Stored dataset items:
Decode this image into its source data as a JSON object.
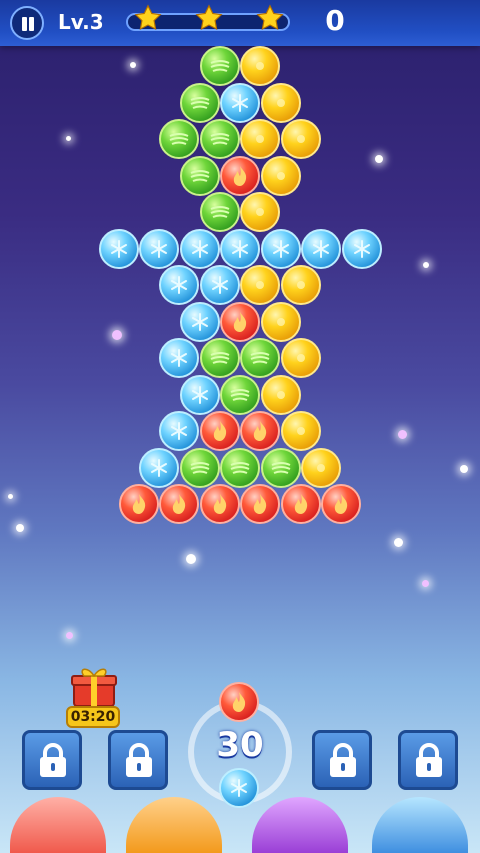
{
  "hud": {
    "level": "Lv.3",
    "score": "0",
    "stars_earned": 0,
    "stars_total": 3,
    "progress": 0.0
  },
  "gift": {
    "timer": "03:20"
  },
  "shooter": {
    "moves": "30",
    "current_bubble": "red",
    "next_bubble": "blue"
  },
  "boosters": [
    {
      "name": "booster-slot-1",
      "locked": true
    },
    {
      "name": "booster-slot-2",
      "locked": true
    },
    {
      "name": "booster-slot-3",
      "locked": true
    },
    {
      "name": "booster-slot-4",
      "locked": true
    }
  ],
  "colors": {
    "green": "#4cc12a",
    "yellow": "#ffc416",
    "blue": "#3fb4f0",
    "red": "#e8321f"
  },
  "board": [
    [
      "green",
      "yellow"
    ],
    [
      "green",
      "blue",
      "yellow"
    ],
    [
      "green",
      "green",
      "yellow",
      "yellow"
    ],
    [
      "green",
      "red",
      "yellow"
    ],
    [
      "green",
      "yellow"
    ],
    [
      "blue",
      "blue",
      "blue",
      "blue",
      "blue",
      "blue",
      "blue"
    ],
    [
      "blue",
      "blue",
      "yellow",
      "yellow"
    ],
    [
      "blue",
      "red",
      "yellow"
    ],
    [
      "blue",
      "green",
      "green",
      "yellow"
    ],
    [
      "blue",
      "green",
      "yellow"
    ],
    [
      "blue",
      "red",
      "red",
      "yellow"
    ],
    [
      "blue",
      "green",
      "green",
      "green",
      "yellow"
    ],
    [
      "red",
      "red",
      "red",
      "red",
      "red",
      "red"
    ]
  ]
}
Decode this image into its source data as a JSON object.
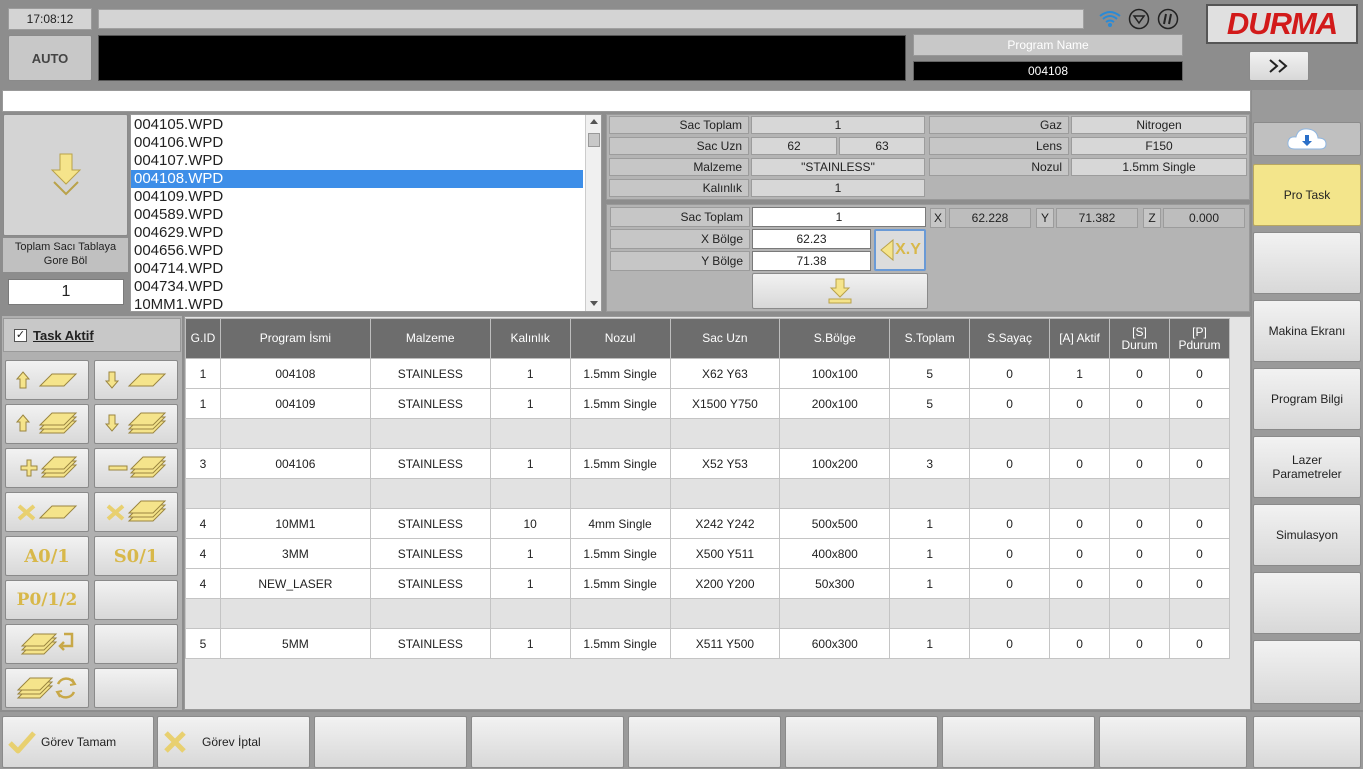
{
  "header": {
    "clock": "17:08:12",
    "mode": "AUTO",
    "program_name_label": "Program Name",
    "program_name_value": "004108",
    "brand": "DURMA"
  },
  "file_panel": {
    "split_label": "Toplam Sacı Tablaya Gore Böl",
    "split_value": "1",
    "files": [
      "004105.WPD",
      "004106.WPD",
      "004107.WPD",
      "004108.WPD",
      "004109.WPD",
      "004589.WPD",
      "004629.WPD",
      "004656.WPD",
      "004714.WPD",
      "004734.WPD",
      "10MM1.WPD"
    ],
    "selected_index": 3
  },
  "info": {
    "sac_toplam_label": "Sac Toplam",
    "sac_toplam": "1",
    "sac_uzn_label": "Sac Uzn",
    "sac_uzn_x": "62",
    "sac_uzn_y": "63",
    "malzeme_label": "Malzeme",
    "malzeme": "\"STAINLESS\"",
    "kalinlik_label": "Kalınlık",
    "kalinlik": "1",
    "gaz_label": "Gaz",
    "gaz": "Nitrogen",
    "lens_label": "Lens",
    "lens": "F150",
    "nozul_label": "Nozul",
    "nozul": "1.5mm Single"
  },
  "region": {
    "sac_toplam_label": "Sac Toplam",
    "sac_toplam": "1",
    "x_bolge_label": "X Bölge",
    "x_bolge": "62.23",
    "y_bolge_label": "Y Bölge",
    "y_bolge": "71.38",
    "x_label": "X",
    "x_pos": "62.228",
    "y_label": "Y",
    "y_pos": "71.382",
    "z_label": "Z",
    "z_pos": "0.000",
    "xy_button": "X.Y"
  },
  "task_aktif": {
    "label": "Task Aktif",
    "checked": true
  },
  "tool_buttons": {
    "a01": "A0/1",
    "s01": "S0/1",
    "p012": "P0/1/2"
  },
  "table": {
    "headers": [
      "G.ID",
      "Program İsmi",
      "Malzeme",
      "Kalınlık",
      "Nozul",
      "Sac Uzn",
      "S.Bölge",
      "S.Toplam",
      "S.Sayaç",
      "[A] Aktif",
      "[S] Durum",
      "[P] Pdurum"
    ],
    "rows": [
      [
        "1",
        "004108",
        "STAINLESS",
        "1",
        "1.5mm Single",
        "X62 Y63",
        "100x100",
        "5",
        "0",
        "1",
        "0",
        "0"
      ],
      [
        "1",
        "004109",
        "STAINLESS",
        "1",
        "1.5mm Single",
        "X1500 Y750",
        "200x100",
        "5",
        "0",
        "0",
        "0",
        "0"
      ],
      [
        "",
        "",
        "",
        "",
        "",
        "",
        "",
        "",
        "",
        "",
        "",
        ""
      ],
      [
        "3",
        "004106",
        "STAINLESS",
        "1",
        "1.5mm Single",
        "X52 Y53",
        "100x200",
        "3",
        "0",
        "0",
        "0",
        "0"
      ],
      [
        "",
        "",
        "",
        "",
        "",
        "",
        "",
        "",
        "",
        "",
        "",
        ""
      ],
      [
        "4",
        "10MM1",
        "STAINLESS",
        "10",
        "4mm Single",
        "X242 Y242",
        "500x500",
        "1",
        "0",
        "0",
        "0",
        "0"
      ],
      [
        "4",
        "3MM",
        "STAINLESS",
        "1",
        "1.5mm Single",
        "X500 Y511",
        "400x800",
        "1",
        "0",
        "0",
        "0",
        "0"
      ],
      [
        "4",
        "NEW_LASER",
        "STAINLESS",
        "1",
        "1.5mm Single",
        "X200 Y200",
        "50x300",
        "1",
        "0",
        "0",
        "0",
        "0"
      ],
      [
        "",
        "",
        "",
        "",
        "",
        "",
        "",
        "",
        "",
        "",
        "",
        ""
      ],
      [
        "5",
        "5MM",
        "STAINLESS",
        "1",
        "1.5mm Single",
        "X511 Y500",
        "600x300",
        "1",
        "0",
        "0",
        "0",
        "0"
      ]
    ]
  },
  "side_menu": {
    "pro_task": "Pro Task",
    "makina_ekrani": "Makina Ekranı",
    "program_bilgi": "Program Bilgi",
    "lazer_parametreler": "Lazer Parametreler",
    "simulasyon": "Simulasyon"
  },
  "footer": {
    "gorev_tamam": "Görev Tamam",
    "gorev_iptal": "Görev İptal"
  },
  "colors": {
    "accent_yellow": "#f3e58b",
    "selection_blue": "#3d8ee8",
    "brand_red": "#d21a1a",
    "header_gray": "#6d6d6d"
  }
}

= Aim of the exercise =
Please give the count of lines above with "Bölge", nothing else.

= Exercise solution =
3